|First appearance: Created by God on the fourth day|
Distinguishing characteristics: Small; fast, hollow bones; wings; capable of flight; seriously hate ninjas
Special techniques: Respawn before even reaching the edge of the screen.
Weaknesses: None; can only be defeated through skilled timing and careful memorization.
|Profile by Jeremy Parish? | February 4, 2011|
In the introduction of Irem’s Kid Niki: Radical Ninja, the hero learned of the plight of the woman he loved when a cry for help arrived in the traditional ninja fashion: tied to an arrow fired at Niki. Spurred to action, Niki leapt into the fray with a cry of, “Will help you!”
Never did Niki consider the tragedy that befell another as his beloved’s missive hit home: the bird whose flight happened to intersect the arrow’s. Struck to its heart, the sparrow fell lifeless to the ground, a casualty of someone else’s war. The ninja never even noticed its death. But the birds? The birds never forgot.
On that day, an entire phylum swore vengeance against the ninja clans. Yes, the ninja were highly trained assassins versed in bladed weapons, projectiles, and poisons. But the birds were many, and patient, and had a long memory. For centuries, their songs spoke only of their blood vow, the black price they had levied upon the warrior clans. And as the centuries wore on, their dark work slowly revealed its efficacy.
The ninja, once numbered in the tens of thousands, began to fade away. Internecine feuds between the rival clans were blamed, even among the ninja themselves. Only the birds knew the truth: one by one, the ninja fell to their relentless surprise assaults. Maybe the victim would be caught unawares by the edge of a cliff.

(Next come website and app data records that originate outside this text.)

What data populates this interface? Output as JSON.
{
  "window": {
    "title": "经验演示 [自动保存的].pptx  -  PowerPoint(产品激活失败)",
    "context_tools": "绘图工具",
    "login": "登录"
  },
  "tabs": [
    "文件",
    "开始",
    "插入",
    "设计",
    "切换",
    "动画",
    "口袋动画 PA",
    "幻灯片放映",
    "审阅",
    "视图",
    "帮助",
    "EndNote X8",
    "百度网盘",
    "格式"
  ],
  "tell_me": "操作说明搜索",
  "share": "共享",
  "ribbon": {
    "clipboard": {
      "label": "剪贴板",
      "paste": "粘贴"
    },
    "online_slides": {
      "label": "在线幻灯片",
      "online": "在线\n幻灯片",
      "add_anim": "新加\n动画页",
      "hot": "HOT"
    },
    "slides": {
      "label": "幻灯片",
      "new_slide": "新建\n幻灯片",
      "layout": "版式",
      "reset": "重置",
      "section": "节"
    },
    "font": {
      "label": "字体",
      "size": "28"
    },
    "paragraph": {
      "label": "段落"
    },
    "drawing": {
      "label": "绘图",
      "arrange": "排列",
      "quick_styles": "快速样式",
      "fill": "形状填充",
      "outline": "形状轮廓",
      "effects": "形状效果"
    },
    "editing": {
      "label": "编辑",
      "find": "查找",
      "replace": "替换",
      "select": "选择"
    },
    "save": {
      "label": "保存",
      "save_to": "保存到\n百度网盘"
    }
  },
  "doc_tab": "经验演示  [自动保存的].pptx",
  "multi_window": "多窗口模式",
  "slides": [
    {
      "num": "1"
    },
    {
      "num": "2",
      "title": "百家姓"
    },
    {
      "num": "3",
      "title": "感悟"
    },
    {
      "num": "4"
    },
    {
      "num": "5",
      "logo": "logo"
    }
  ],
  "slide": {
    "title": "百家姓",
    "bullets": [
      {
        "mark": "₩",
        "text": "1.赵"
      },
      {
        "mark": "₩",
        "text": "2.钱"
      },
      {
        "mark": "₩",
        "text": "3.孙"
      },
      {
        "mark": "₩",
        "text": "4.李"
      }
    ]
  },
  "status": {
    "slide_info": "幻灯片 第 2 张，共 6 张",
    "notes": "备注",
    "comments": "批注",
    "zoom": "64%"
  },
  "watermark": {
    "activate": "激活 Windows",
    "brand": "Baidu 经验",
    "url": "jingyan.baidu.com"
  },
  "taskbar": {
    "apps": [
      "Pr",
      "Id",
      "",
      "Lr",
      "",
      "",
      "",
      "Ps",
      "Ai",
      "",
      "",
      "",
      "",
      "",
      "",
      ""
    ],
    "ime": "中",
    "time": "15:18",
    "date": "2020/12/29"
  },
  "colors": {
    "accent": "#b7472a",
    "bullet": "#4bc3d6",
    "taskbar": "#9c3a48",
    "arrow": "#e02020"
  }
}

Or maybe the birds would simply swoop down and attack in sufficient numbers to peck the unsuspecting warrior to death.
By the late 20th century, the old clans were all but extinct. But the birds refused to let up, dive-bombing Ryu Hayabusa to the point of madness. They weren’t in allegiance with the guardia de mieux’s demonic forces, though. They just believed in finishing the job.